**Your goal**: The entries below should appear again in your reply, word for word.

****************

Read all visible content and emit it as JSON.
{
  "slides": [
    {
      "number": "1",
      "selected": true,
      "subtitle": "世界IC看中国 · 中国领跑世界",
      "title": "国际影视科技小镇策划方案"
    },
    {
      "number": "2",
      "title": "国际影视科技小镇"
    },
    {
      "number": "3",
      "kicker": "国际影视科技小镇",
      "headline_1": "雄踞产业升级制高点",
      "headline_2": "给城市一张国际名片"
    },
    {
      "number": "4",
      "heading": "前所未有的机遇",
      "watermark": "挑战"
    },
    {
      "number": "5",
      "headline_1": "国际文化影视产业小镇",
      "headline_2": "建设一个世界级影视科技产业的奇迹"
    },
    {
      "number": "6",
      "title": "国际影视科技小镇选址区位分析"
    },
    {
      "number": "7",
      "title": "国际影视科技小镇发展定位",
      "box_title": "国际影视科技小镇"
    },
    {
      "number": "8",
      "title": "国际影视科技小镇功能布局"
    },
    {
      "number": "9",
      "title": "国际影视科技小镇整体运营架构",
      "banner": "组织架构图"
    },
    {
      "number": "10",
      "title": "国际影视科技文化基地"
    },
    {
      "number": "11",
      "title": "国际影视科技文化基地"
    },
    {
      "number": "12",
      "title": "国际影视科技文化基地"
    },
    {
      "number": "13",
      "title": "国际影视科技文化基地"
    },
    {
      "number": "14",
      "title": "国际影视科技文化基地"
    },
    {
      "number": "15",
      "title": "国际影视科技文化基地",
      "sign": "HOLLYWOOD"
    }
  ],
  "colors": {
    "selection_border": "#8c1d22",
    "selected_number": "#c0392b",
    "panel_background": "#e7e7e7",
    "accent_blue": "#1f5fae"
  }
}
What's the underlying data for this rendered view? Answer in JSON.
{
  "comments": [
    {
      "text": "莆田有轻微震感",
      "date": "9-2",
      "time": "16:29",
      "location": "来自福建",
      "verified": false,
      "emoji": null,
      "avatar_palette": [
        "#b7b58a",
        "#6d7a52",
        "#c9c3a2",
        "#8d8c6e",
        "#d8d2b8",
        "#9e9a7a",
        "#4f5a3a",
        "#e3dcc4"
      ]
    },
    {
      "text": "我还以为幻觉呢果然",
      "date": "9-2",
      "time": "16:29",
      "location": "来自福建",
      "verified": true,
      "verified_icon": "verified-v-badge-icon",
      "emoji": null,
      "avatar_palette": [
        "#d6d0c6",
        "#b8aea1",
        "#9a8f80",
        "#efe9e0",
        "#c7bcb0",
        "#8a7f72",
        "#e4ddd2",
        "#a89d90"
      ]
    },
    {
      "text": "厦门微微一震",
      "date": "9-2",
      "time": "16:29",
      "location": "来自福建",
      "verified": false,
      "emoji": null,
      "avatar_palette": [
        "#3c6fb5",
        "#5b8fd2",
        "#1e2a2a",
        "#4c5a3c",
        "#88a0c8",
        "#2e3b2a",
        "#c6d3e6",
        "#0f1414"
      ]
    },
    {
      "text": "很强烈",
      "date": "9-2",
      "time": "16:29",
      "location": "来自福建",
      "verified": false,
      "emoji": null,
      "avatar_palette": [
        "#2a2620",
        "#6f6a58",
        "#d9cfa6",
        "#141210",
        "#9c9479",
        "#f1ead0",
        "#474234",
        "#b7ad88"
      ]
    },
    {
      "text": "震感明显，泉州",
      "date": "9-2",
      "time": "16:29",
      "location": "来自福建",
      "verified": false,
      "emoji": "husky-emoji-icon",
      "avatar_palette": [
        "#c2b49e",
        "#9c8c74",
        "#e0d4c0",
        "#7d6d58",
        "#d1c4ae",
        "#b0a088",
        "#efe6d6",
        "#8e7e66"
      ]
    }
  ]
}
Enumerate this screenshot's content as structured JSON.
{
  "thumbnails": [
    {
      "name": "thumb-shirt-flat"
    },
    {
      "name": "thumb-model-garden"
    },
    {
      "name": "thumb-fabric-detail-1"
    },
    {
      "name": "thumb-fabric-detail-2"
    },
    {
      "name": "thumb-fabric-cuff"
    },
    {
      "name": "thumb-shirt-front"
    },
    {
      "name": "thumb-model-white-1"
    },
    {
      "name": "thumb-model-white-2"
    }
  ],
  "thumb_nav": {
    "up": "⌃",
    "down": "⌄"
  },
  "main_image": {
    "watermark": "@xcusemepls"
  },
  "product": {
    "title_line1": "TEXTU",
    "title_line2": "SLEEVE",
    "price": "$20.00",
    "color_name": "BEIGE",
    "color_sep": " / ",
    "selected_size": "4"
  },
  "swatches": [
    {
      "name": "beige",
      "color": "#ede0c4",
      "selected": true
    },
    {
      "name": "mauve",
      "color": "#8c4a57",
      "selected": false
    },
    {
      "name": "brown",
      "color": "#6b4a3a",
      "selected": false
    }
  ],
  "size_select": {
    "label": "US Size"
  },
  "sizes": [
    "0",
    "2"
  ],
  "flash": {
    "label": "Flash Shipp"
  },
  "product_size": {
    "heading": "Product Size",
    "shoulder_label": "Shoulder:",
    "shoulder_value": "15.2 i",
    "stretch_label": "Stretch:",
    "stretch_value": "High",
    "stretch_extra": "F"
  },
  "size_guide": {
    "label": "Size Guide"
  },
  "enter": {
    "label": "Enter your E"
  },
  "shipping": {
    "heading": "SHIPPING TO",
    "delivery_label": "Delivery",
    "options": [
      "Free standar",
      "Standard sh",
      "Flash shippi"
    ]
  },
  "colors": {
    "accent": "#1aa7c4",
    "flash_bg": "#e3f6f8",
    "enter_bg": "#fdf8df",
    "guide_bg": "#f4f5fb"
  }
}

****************

**Expected output**:
Read all visible content and emit it as JSON.
{
  "slides": [
    {
      "number": "1",
      "selected": true,
      "subtitle": "世界IC看中国 · 中国领跑世界",
      "title": "国际影视科技小镇策划方案"
    },
    {
      "number": "2",
      "title": "国际影视科技小镇"
    },
    {
      "number": "3",
      "kicker": "国际影视科技小镇",
      "headline_1": "雄踞产业升级制高点",
      "headline_2": "给城市一张国际名片"
    },
    {
      "number": "4",
      "heading": "前所未有的机遇",
      "watermark": "挑战"
    },
    {
      "number": "5",
      "headline_1": "国际文化影视产业小镇",
      "headline_2": "建设一个世界级影视科技产业的奇迹"
    },
    {
      "number": "6",
      "title": "国际影视科技小镇选址区位分析"
    },
    {
      "number": "7",
      "title": "国际影视科技小镇发展定位",
      "box_title": "国际影视科技小镇"
    },
    {
      "number": "8",
      "title": "国际影视科技小镇功能布局"
    },
    {
      "number": "9",
      "title": "国际影视科技小镇整体运营架构",
      "banner": "组织架构图"
    },
    {
      "number": "10",
      "title": "国际影视科技文化基地"
    },
    {
      "number": "11",
      "title": "国际影视科技文化基地"
    },
    {
      "number": "12",
      "title": "国际影视科技文化基地"
    },
    {
      "number": "13",
      "title": "国际影视科技文化基地"
    },
    {
      "number": "14",
      "title": "国际影视科技文化基地"
    },
    {
      "number": "15",
      "title": "国际影视科技文化基地",
      "sign": "HOLLYWOOD"
    }
  ],
  "colors": {
    "selection_border": "#8c1d22",
    "selected_number": "#c0392b",
    "panel_background": "#e7e7e7",
    "accent_blue": "#1f5fae"
  }
}
What's the underlying data for this rendered view? Answer in JSON.
{
  "comments": [
    {
      "text": "莆田有轻微震感",
      "date": "9-2",
      "time": "16:29",
      "location": "来自福建",
      "verified": false,
      "emoji": null,
      "avatar_palette": [
        "#b7b58a",
        "#6d7a52",
        "#c9c3a2",
        "#8d8c6e",
        "#d8d2b8",
        "#9e9a7a",
        "#4f5a3a",
        "#e3dcc4"
      ]
    },
    {
      "text": "我还以为幻觉呢果然",
      "date": "9-2",
      "time": "16:29",
      "location": "来自福建",
      "verified": true,
      "verified_icon": "verified-v-badge-icon",
      "emoji": null,
      "avatar_palette": [
        "#d6d0c6",
        "#b8aea1",
        "#9a8f80",
        "#efe9e0",
        "#c7bcb0",
        "#8a7f72",
        "#e4ddd2",
        "#a89d90"
      ]
    },
    {
      "text": "厦门微微一震",
      "date": "9-2",
      "time": "16:29",
      "location": "来自福建",
      "verified": false,
      "emoji": null,
      "avatar_palette": [
        "#3c6fb5",
        "#5b8fd2",
        "#1e2a2a",
        "#4c5a3c",
        "#88a0c8",
        "#2e3b2a",
        "#c6d3e6",
        "#0f1414"
      ]
    },
    {
      "text": "很强烈",
      "date": "9-2",
      "time": "16:29",
      "location": "来自福建",
      "verified": false,
      "emoji": null,
      "avatar_palette": [
        "#2a2620",
        "#6f6a58",
        "#d9cfa6",
        "#141210",
        "#9c9479",
        "#f1ead0",
        "#474234",
        "#b7ad88"
      ]
    },
    {
      "text": "震感明显，泉州",
      "date": "9-2",
      "time": "16:29",
      "location": "来自福建",
      "verified": false,
      "emoji": "husky-emoji-icon",
      "avatar_palette": [
        "#c2b49e",
        "#9c8c74",
        "#e0d4c0",
        "#7d6d58",
        "#d1c4ae",
        "#b0a088",
        "#efe6d6",
        "#8e7e66"
      ]
    }
  ]
}
Enumerate this screenshot's content as structured JSON.
{
  "thumbnails": [
    {
      "name": "thumb-shirt-flat"
    },
    {
      "name": "thumb-model-garden"
    },
    {
      "name": "thumb-fabric-detail-1"
    },
    {
      "name": "thumb-fabric-detail-2"
    },
    {
      "name": "thumb-fabric-cuff"
    },
    {
      "name": "thumb-shirt-front"
    },
    {
      "name": "thumb-model-white-1"
    },
    {
      "name": "thumb-model-white-2"
    }
  ],
  "thumb_nav": {
    "up": "⌃",
    "down": "⌄"
  },
  "main_image": {
    "watermark": "@xcusemepls"
  },
  "product": {
    "title_line1": "TEXTU",
    "title_line2": "SLEEVE",
    "price": "$20.00",
    "color_name": "BEIGE",
    "color_sep": " / ",
    "selected_size": "4"
  },
  "swatches": [
    {
      "name": "beige",
      "color": "#ede0c4",
      "selected": true
    },
    {
      "name": "mauve",
      "color": "#8c4a57",
      "selected": false
    },
    {
      "name": "brown",
      "color": "#6b4a3a",
      "selected": false
    }
  ],
  "size_select": {
    "label": "US Size"
  },
  "sizes": [
    "0",
    "2"
  ],
  "flash": {
    "label": "Flash Shipp"
  },
  "product_size": {
    "heading": "Product Size",
    "shoulder_label": "Shoulder:",
    "shoulder_value": "15.2 i",
    "stretch_label": "Stretch:",
    "stretch_value": "High",
    "stretch_extra": "F"
  },
  "size_guide": {
    "label": "Size Guide"
  },
  "enter": {
    "label": "Enter your E"
  },
  "shipping": {
    "heading": "SHIPPING TO",
    "delivery_label": "Delivery",
    "options": [
      "Free standar",
      "Standard sh",
      "Flash shippi"
    ]
  },
  "colors": {
    "accent": "#1aa7c4",
    "flash_bg": "#e3f6f8",
    "enter_bg": "#fdf8df",
    "guide_bg": "#f4f5fb"
  }
}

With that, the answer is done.